Gene’s children’s books hold a particular mirror up to school and family life and her dialogue and descriptions are often delightfully idiosyncratic. However, she was not alone in the context of her time in looking to the ordinary world for inspiration. When I started at Puffin in 1987 her work was being published alongside Anne Fine, Nina Bawden and Robert Westall in fiction and Allan Ahlberg and Michael Rosen in poetry but Gene very much had her own individual approach. ‘What I most enjoy when writing are unusual people going about their lives as best they can and, most of all, I care for the inadequate, the rebels, the fearful, the bullies and the bullied, the deprived and the underdogs and the strange.’ She always looked beneath the surface, fully understanding how children learned ‘to camouflage and hide themselves’. Gene also had also an irrepressible sense of fun which is perhaps why ghosts, ghouls and other things a little bit frightening also make appearances in her work. She understood that children enjoy being scared.
Unpretentious, direct, conscientious and totally committed, Gene’s approach to writing was always grounded: ‘characters, plot, description and dialogue make a book’ she’d say. She’d deliver her manuscripts in clean, neat physical typescript form when others had long abandoned the form for digital. She’d deliver on time without fuss. Or just ring when she wanted to talk – she was never one to waste time on email.
Faber always remained Gene’s principle publisher and though there were aspects of twenty-first century publishing she found frustrating, she valued the friendship of her editors and their hard work. She was a loyal author.
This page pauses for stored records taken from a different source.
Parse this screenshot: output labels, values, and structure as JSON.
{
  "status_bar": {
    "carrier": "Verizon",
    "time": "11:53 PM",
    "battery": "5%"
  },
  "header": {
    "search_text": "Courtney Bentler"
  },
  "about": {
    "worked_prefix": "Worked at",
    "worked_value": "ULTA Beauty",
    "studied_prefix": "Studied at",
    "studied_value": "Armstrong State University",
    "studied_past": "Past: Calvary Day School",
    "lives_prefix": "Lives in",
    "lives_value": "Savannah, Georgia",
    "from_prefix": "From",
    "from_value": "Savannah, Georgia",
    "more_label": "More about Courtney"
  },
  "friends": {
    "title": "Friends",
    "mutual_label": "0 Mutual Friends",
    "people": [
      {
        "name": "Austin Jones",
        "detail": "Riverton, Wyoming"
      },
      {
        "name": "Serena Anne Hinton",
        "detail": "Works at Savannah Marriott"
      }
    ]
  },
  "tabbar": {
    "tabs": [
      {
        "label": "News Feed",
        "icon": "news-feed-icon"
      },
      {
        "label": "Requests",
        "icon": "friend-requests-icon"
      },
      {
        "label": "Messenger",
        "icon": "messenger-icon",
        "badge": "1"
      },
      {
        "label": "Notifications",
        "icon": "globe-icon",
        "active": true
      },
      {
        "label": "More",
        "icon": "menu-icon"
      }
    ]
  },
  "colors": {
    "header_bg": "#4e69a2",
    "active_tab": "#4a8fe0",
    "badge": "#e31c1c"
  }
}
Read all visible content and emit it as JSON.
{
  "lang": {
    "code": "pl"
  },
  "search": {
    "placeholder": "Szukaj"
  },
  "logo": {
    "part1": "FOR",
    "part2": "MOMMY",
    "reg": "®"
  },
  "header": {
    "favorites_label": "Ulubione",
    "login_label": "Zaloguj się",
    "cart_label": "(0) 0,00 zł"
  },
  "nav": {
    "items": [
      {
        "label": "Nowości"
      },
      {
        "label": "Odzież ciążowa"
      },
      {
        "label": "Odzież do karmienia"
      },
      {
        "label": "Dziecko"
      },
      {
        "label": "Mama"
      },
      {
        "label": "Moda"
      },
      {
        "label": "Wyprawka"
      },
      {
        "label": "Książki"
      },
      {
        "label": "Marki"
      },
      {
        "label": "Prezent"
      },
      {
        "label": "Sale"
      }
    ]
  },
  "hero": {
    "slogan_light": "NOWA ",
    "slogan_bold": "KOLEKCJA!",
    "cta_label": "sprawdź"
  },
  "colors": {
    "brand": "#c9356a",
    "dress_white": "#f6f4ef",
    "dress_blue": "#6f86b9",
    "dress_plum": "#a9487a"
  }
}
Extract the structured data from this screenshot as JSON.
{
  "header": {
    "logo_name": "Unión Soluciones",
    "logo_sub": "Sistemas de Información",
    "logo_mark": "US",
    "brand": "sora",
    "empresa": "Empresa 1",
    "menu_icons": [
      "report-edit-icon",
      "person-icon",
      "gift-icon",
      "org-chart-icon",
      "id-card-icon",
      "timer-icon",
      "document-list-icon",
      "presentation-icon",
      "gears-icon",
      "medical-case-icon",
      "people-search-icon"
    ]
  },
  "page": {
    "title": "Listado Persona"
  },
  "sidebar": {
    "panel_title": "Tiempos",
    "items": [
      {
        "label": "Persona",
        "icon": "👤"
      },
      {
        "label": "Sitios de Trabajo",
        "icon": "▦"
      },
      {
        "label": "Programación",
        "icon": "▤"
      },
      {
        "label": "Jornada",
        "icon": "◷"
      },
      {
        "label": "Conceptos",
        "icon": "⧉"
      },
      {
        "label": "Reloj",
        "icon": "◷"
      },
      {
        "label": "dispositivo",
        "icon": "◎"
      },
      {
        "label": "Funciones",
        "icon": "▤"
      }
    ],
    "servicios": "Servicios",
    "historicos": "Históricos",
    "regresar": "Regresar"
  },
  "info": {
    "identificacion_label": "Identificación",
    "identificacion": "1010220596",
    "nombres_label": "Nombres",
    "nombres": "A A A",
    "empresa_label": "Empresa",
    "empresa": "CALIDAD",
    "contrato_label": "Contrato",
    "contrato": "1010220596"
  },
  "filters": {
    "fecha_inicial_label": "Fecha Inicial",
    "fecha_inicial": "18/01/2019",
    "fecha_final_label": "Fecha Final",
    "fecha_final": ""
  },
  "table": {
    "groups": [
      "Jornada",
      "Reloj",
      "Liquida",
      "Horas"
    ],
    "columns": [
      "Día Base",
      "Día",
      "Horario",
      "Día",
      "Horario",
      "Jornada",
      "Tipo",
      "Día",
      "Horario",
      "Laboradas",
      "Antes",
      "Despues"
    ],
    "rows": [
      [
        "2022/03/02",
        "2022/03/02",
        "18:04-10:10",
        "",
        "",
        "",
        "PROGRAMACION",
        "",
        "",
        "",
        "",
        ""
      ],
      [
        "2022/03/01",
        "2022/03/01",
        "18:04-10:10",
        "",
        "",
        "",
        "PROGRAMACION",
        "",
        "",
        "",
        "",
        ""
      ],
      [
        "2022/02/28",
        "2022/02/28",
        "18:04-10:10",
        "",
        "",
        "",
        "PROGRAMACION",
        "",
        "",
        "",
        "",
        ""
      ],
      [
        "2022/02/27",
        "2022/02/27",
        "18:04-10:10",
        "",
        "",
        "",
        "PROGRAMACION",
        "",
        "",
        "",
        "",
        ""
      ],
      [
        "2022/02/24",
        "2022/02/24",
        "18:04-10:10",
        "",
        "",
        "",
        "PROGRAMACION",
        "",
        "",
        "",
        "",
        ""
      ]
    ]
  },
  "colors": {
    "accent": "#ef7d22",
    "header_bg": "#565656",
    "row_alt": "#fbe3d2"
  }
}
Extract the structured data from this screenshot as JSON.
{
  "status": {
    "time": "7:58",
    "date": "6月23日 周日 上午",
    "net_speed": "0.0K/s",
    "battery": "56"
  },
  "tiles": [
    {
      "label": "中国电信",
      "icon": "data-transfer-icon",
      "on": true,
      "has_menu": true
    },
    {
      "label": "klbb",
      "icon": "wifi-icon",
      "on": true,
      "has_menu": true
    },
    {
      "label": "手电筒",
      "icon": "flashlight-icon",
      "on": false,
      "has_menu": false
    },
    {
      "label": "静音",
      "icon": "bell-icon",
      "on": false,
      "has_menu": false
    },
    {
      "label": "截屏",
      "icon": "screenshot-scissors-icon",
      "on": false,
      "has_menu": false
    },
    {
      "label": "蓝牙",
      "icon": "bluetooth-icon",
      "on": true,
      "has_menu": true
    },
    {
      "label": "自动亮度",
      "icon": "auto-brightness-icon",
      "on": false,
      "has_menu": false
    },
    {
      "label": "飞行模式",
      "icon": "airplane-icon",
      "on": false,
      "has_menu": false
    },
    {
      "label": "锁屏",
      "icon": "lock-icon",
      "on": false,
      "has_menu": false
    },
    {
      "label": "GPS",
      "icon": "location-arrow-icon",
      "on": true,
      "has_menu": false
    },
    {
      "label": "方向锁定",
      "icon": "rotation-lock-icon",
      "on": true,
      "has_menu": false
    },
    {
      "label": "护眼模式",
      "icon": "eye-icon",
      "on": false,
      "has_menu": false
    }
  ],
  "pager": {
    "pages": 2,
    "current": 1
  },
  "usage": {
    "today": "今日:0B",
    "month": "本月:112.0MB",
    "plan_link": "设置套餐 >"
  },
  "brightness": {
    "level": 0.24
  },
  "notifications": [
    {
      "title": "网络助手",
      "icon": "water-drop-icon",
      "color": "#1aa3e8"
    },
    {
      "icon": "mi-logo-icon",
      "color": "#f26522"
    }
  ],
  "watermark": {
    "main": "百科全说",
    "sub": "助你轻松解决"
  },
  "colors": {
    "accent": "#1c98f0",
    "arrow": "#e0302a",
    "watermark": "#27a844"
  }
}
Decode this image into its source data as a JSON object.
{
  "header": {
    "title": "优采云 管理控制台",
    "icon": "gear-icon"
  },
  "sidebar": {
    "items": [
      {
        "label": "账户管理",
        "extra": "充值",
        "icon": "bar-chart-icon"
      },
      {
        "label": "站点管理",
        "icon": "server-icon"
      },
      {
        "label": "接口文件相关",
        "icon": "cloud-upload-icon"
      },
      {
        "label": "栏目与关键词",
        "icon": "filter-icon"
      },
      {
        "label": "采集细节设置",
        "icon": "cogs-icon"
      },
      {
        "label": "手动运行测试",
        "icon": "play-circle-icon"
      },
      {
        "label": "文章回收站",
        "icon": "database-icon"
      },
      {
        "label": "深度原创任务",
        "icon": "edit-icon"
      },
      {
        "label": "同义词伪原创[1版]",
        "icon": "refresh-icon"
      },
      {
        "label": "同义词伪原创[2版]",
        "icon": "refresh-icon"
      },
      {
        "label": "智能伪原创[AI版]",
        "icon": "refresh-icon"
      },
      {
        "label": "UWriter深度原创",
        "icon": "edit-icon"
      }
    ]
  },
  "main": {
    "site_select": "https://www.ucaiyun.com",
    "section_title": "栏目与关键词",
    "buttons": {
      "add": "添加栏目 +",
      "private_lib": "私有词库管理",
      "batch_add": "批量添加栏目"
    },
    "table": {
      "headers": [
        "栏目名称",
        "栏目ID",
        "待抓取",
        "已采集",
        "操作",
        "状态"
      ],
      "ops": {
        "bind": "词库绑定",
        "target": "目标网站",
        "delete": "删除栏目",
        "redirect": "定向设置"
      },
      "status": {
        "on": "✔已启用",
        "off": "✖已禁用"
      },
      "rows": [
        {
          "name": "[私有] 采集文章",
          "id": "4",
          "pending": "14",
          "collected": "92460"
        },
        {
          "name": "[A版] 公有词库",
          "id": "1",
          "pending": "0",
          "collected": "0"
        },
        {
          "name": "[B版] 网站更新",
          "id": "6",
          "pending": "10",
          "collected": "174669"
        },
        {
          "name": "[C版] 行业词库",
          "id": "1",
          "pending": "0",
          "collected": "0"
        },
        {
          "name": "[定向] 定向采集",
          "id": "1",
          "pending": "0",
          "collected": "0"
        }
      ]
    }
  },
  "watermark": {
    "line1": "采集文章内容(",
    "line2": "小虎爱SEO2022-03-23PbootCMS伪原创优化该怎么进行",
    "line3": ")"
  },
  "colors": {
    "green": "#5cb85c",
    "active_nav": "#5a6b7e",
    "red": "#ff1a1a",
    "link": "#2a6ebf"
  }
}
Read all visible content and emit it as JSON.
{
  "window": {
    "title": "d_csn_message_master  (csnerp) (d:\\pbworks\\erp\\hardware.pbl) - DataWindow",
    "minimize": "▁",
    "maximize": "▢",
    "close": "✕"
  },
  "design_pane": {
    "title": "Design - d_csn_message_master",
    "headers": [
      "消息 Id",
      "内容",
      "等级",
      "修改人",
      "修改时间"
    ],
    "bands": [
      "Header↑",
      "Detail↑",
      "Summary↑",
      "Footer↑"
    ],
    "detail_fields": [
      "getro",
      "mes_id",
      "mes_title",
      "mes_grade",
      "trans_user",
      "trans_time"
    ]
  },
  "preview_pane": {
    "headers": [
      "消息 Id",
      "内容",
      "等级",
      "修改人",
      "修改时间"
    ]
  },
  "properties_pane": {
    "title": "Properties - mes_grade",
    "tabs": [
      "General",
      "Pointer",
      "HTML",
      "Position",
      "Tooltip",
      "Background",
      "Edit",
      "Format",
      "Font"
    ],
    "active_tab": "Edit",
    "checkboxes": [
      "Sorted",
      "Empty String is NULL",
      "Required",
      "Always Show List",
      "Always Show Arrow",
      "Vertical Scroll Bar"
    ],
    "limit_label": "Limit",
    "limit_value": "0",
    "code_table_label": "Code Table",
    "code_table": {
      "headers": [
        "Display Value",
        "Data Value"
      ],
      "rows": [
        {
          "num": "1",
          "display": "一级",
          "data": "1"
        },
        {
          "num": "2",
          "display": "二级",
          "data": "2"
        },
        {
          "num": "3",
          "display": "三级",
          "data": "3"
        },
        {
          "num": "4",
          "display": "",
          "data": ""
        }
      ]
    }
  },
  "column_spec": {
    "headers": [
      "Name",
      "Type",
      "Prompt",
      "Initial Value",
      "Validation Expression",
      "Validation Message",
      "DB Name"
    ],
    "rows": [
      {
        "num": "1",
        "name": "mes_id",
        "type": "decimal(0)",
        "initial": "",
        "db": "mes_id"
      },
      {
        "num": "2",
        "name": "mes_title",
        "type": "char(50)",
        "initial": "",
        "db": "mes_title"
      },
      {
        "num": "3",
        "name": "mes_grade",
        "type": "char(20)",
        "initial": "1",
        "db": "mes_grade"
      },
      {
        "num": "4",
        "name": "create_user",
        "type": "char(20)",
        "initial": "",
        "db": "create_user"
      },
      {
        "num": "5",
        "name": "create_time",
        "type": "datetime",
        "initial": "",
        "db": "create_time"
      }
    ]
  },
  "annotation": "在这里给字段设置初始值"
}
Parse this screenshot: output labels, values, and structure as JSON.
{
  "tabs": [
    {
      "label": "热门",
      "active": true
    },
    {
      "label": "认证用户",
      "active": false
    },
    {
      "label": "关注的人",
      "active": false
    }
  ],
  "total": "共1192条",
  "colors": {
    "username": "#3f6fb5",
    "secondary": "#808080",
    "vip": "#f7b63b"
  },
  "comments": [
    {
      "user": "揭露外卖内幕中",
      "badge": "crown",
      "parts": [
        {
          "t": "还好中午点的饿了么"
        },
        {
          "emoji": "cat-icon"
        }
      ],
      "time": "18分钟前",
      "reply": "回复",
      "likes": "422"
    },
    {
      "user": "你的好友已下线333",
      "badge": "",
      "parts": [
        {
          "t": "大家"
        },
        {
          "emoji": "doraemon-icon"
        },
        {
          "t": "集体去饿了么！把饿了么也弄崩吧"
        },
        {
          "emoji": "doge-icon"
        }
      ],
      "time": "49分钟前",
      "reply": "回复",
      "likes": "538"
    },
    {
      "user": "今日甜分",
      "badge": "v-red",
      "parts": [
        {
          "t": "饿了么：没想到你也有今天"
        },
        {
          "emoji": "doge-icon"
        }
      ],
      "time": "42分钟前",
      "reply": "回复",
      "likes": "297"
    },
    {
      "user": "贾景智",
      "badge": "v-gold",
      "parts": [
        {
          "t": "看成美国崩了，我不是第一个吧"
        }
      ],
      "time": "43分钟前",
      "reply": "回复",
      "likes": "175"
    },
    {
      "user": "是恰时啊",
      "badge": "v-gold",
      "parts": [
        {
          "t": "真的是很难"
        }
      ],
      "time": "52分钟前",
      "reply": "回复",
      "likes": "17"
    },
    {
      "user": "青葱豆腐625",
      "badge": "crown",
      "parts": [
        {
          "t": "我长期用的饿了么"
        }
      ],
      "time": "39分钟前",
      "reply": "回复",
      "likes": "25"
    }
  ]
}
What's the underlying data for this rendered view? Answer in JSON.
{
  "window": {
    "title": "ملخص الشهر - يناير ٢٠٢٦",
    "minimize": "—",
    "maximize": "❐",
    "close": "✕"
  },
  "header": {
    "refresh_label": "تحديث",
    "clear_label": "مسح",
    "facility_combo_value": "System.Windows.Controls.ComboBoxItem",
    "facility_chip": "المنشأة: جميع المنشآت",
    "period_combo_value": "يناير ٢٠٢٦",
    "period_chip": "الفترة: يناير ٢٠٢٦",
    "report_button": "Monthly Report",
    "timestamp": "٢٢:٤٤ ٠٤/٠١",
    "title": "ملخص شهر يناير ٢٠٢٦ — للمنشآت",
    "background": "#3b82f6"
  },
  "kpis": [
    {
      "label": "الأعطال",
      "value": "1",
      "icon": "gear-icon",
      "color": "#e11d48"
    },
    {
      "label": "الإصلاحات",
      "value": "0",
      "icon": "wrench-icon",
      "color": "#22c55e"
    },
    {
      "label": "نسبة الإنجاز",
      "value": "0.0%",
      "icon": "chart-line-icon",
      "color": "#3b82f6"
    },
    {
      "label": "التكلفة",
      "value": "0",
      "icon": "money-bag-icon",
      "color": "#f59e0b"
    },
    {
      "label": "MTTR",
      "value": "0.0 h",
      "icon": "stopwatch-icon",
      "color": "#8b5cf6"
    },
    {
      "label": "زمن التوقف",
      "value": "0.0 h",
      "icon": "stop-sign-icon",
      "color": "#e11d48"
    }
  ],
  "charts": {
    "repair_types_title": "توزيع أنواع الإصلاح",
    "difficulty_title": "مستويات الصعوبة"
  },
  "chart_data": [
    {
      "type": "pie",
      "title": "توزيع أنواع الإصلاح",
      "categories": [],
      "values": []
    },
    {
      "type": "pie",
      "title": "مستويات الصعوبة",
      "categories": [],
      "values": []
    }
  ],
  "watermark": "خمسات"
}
And if ever a writer remained young at heart to the end, it was Gene Kemp.
Philippa Milnes-Smith, January 2015 Managing Director, LAW Writers’ and Artists’ Agents